In Albuquerque’s city hall earlier this week, dozens of people watched lawyers argue before an elections and ethics board over whether a city council candidate intentionally defrauded citizens of about $38,000. City Council candidate Javier Benavidez qualified for public financing after his campaign collected almost 400 qualified contributions of $5 along with signatures from each contributor. Prominent Albuquerque attorney Pat Rogers argued Benavidez purposefully allowed his campaign to forge signatures and falsify contributions and called the campaign’s actions a “very serious issue.”
In his opening statement, he accused Benavidez of “cheating.”
Rogers argued that Benavidez did not correctly collect contributions, and therefore defrauded taxpayers by using public money for his campaign. Rogers is a former Republican National Committeeman and former go-to counsel for Gov. Susana Martinez. Benavidez is the former executive director of the SouthWest Organizing Project, a group that works on racial and economic justice issues.
Rifts within political parties are nothing new. The Democratic National Committee is still reeling from infighting that was exposed during the lead-up to the election it lost to Republican presidential nominee Donald Trump. Even here in New Mexico, while the Democratic divide is less pronounced, there is already a long list of Democrats vying for nominations for state and federal elections. Now, a contentious meeting last week to discuss state investments may have shown how New Mexico Republicans are divided, too. New Mexico State Land Commissioner Aubrey Dunn believes the State Investment Council’s punitive action against him has at least something to do with his run for Congress—and he says that Gov. Susana Martinez and one of her prominent advisors are to blame.
We knew that all the other Albuquerque news outlets would be out and about as the eclipse began, but we still wanted to see how people reacted to the celestial event today. (Also, neither of us had glasses, so watching people, as opposed to the sky, was our only real option to join the excitement.)
We took a stroll through downtown Albuquerque to check out how people were reacting to the solar eclipse. And even though the skies were mostly cloudy, there was something heartening about seeing people streaming out of buildings, laughing, sharing glasses and taking a break from work and school to be outside, together, staring at the sky.
During the 1992 United States presidential election, political commentator James Carville first made a name for himself as a political spin doctor who helped get Bill Clinton elected to the White House. The 1992 documentary “The War Room” shows Carville giving campaign staffers a last minute pep talk the night before the election. “There’s a simple doctrine,” Carville said with a southern drawl. “Outside of a person’s love, the most sacred thing that they can give is their labor.”
Pushing through tears, Carville called himself a “political professional.” “That’s what I do for a living. I’m proud of it.”
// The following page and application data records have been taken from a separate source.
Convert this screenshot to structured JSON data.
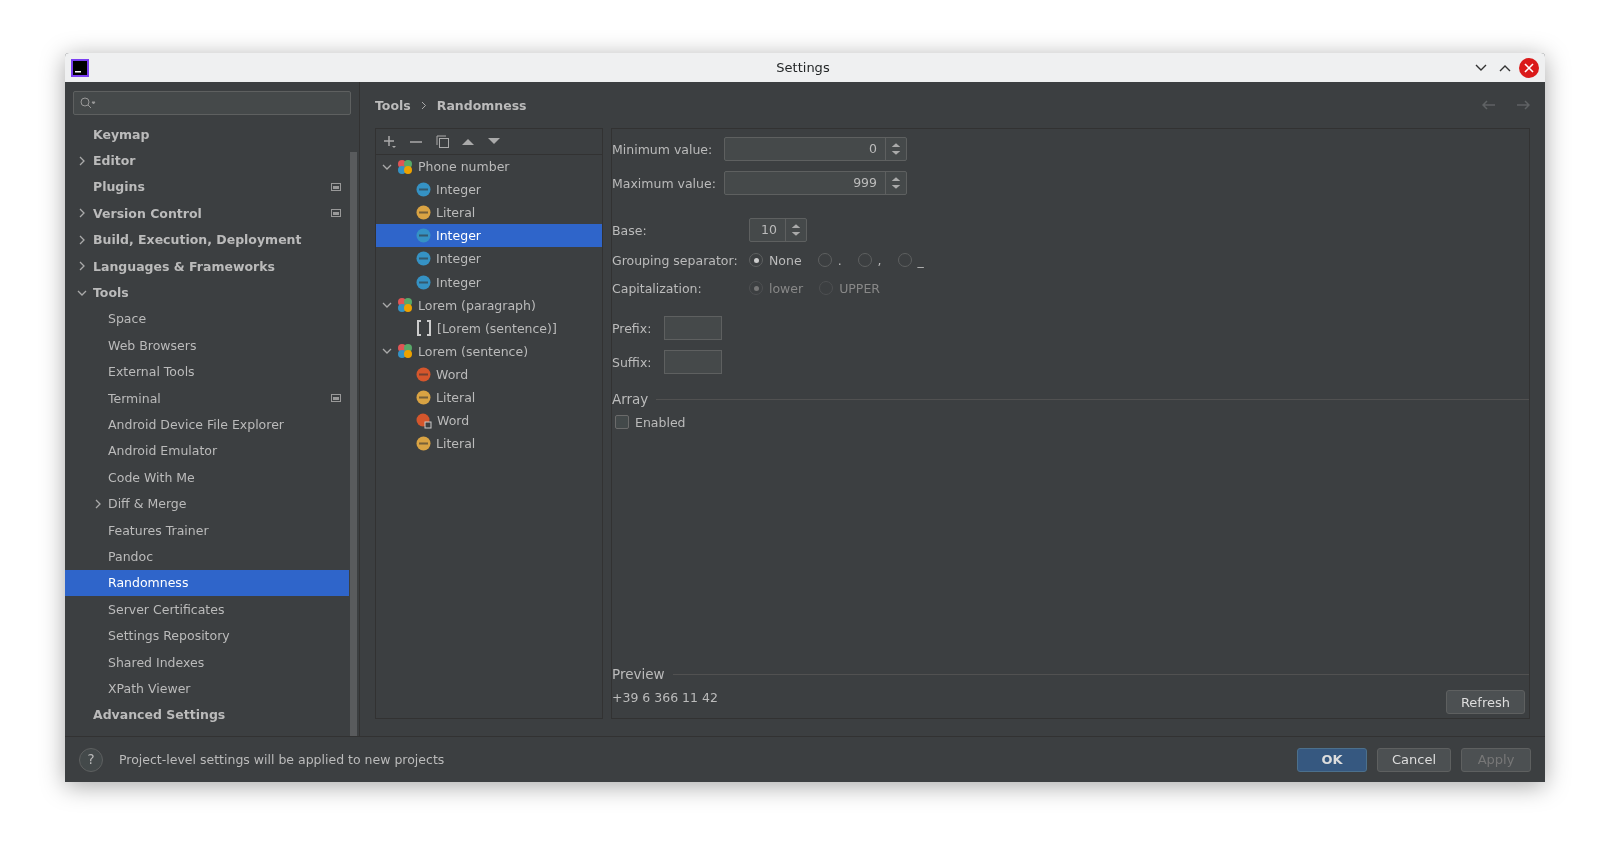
{
  "window": {
    "title": "Settings"
  },
  "sidebar": {
    "items": [
      {
        "label": "Keymap",
        "expandable": false,
        "expanded": false,
        "selected": false,
        "project_level": false
      },
      {
        "label": "Editor",
        "expandable": true,
        "expanded": false,
        "selected": false,
        "project_level": false
      },
      {
        "label": "Plugins",
        "expandable": false,
        "expanded": false,
        "selected": false,
        "project_level": true
      },
      {
        "label": "Version Control",
        "expandable": true,
        "expanded": false,
        "selected": false,
        "project_level": true
      },
      {
        "label": "Build, Execution, Deployment",
        "expandable": true,
        "expanded": false,
        "selected": false,
        "project_level": false
      },
      {
        "label": "Languages & Frameworks",
        "expandable": true,
        "expanded": false,
        "selected": false,
        "project_level": false
      },
      {
        "label": "Tools",
        "expandable": true,
        "expanded": true,
        "selected": false,
        "project_level": false,
        "children": [
          {
            "label": "Space",
            "expandable": false,
            "expanded": false,
            "selected": false,
            "project_level": false
          },
          {
            "label": "Web Browsers",
            "expandable": false,
            "expanded": false,
            "selected": false,
            "project_level": false
          },
          {
            "label": "External Tools",
            "expandable": false,
            "expanded": false,
            "selected": false,
            "project_level": false
          },
          {
            "label": "Terminal",
            "expandable": false,
            "expanded": false,
            "selected": false,
            "project_level": true
          },
          {
            "label": "Android Device File Explorer",
            "expandable": false,
            "expanded": false,
            "selected": false,
            "project_level": false
          },
          {
            "label": "Android Emulator",
            "expandable": false,
            "expanded": false,
            "selected": false,
            "project_level": false
          },
          {
            "label": "Code With Me",
            "expandable": false,
            "expanded": false,
            "selected": false,
            "project_level": false
          },
          {
            "label": "Diff & Merge",
            "expandable": true,
            "expanded": false,
            "selected": false,
            "project_level": false
          },
          {
            "label": "Features Trainer",
            "expandable": false,
            "expanded": false,
            "selected": false,
            "project_level": false
          },
          {
            "label": "Pandoc",
            "expandable": false,
            "expanded": false,
            "selected": false,
            "project_level": false
          },
          {
            "label": "Randomness",
            "expandable": false,
            "expanded": false,
            "selected": true,
            "project_level": false
          },
          {
            "label": "Server Certificates",
            "expandable": false,
            "expanded": false,
            "selected": false,
            "project_level": false
          },
          {
            "label": "Settings Repository",
            "expandable": false,
            "expanded": false,
            "selected": false,
            "project_level": false
          },
          {
            "label": "Shared Indexes",
            "expandable": false,
            "expanded": false,
            "selected": false,
            "project_level": false
          },
          {
            "label": "XPath Viewer",
            "expandable": false,
            "expanded": false,
            "selected": false,
            "project_level": false
          }
        ]
      },
      {
        "label": "Advanced Settings",
        "expandable": false,
        "expanded": false,
        "selected": false,
        "project_level": false
      }
    ]
  },
  "breadcrumb": [
    "Tools",
    "Randomness"
  ],
  "tree": [
    {
      "label": "Phone number",
      "kind": "template",
      "expanded": true,
      "selected": false,
      "children": [
        {
          "label": "Integer",
          "kind": "integer",
          "selected": false
        },
        {
          "label": "Literal",
          "kind": "literal",
          "selected": false
        },
        {
          "label": "Integer",
          "kind": "integer",
          "selected": true
        },
        {
          "label": "Integer",
          "kind": "integer",
          "selected": false
        },
        {
          "label": "Integer",
          "kind": "integer",
          "selected": false
        }
      ]
    },
    {
      "label": "Lorem (paragraph)",
      "kind": "template",
      "expanded": true,
      "selected": false,
      "children": [
        {
          "label": "[Lorem (sentence)]",
          "kind": "reference",
          "selected": false
        }
      ]
    },
    {
      "label": "Lorem (sentence)",
      "kind": "template",
      "expanded": true,
      "selected": false,
      "children": [
        {
          "label": "Word",
          "kind": "word",
          "selected": false
        },
        {
          "label": "Literal",
          "kind": "literal",
          "selected": false
        },
        {
          "label": "Word",
          "kind": "word-array",
          "selected": false
        },
        {
          "label": "Literal",
          "kind": "literal",
          "selected": false
        }
      ]
    }
  ],
  "form": {
    "minimum": {
      "label": "Minimum value:",
      "value": "0"
    },
    "maximum": {
      "label": "Maximum value:",
      "value": "999"
    },
    "base": {
      "label": "Base:",
      "value": "10"
    },
    "grouping": {
      "label": "Grouping separator:",
      "disabled": false,
      "options": [
        {
          "label": "None",
          "selected": true
        },
        {
          "label": ".",
          "selected": false
        },
        {
          "label": ",",
          "selected": false
        },
        {
          "label": "_",
          "selected": false
        }
      ]
    },
    "capitalization": {
      "label": "Capitalization:",
      "disabled": true,
      "options": [
        {
          "label": "lower",
          "selected": true
        },
        {
          "label": "UPPER",
          "selected": false
        }
      ]
    },
    "prefix": {
      "label": "Prefix:"
    },
    "suffix": {
      "label": "Suffix:"
    },
    "array": {
      "title": "Array",
      "enabled_label": "Enabled",
      "checked": false
    },
    "preview": {
      "title": "Preview",
      "text": "+39 6 366 11 42",
      "button": "Refresh"
    }
  },
  "status": {
    "help": "?",
    "text": "Project-level settings will be applied to new projects"
  },
  "buttons": [
    {
      "label": "OK",
      "kind": "default"
    },
    {
      "label": "Cancel",
      "kind": "normal"
    },
    {
      "label": "Apply",
      "kind": "disabled"
    }
  ]
}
There’s no hyperbolic “Ragin’ Cajun” in the Albuquerque mayoral spot light, but analysis of the campaign records shows that several of the eight candidates are relying on the labor and spin of campaign managers and consultants.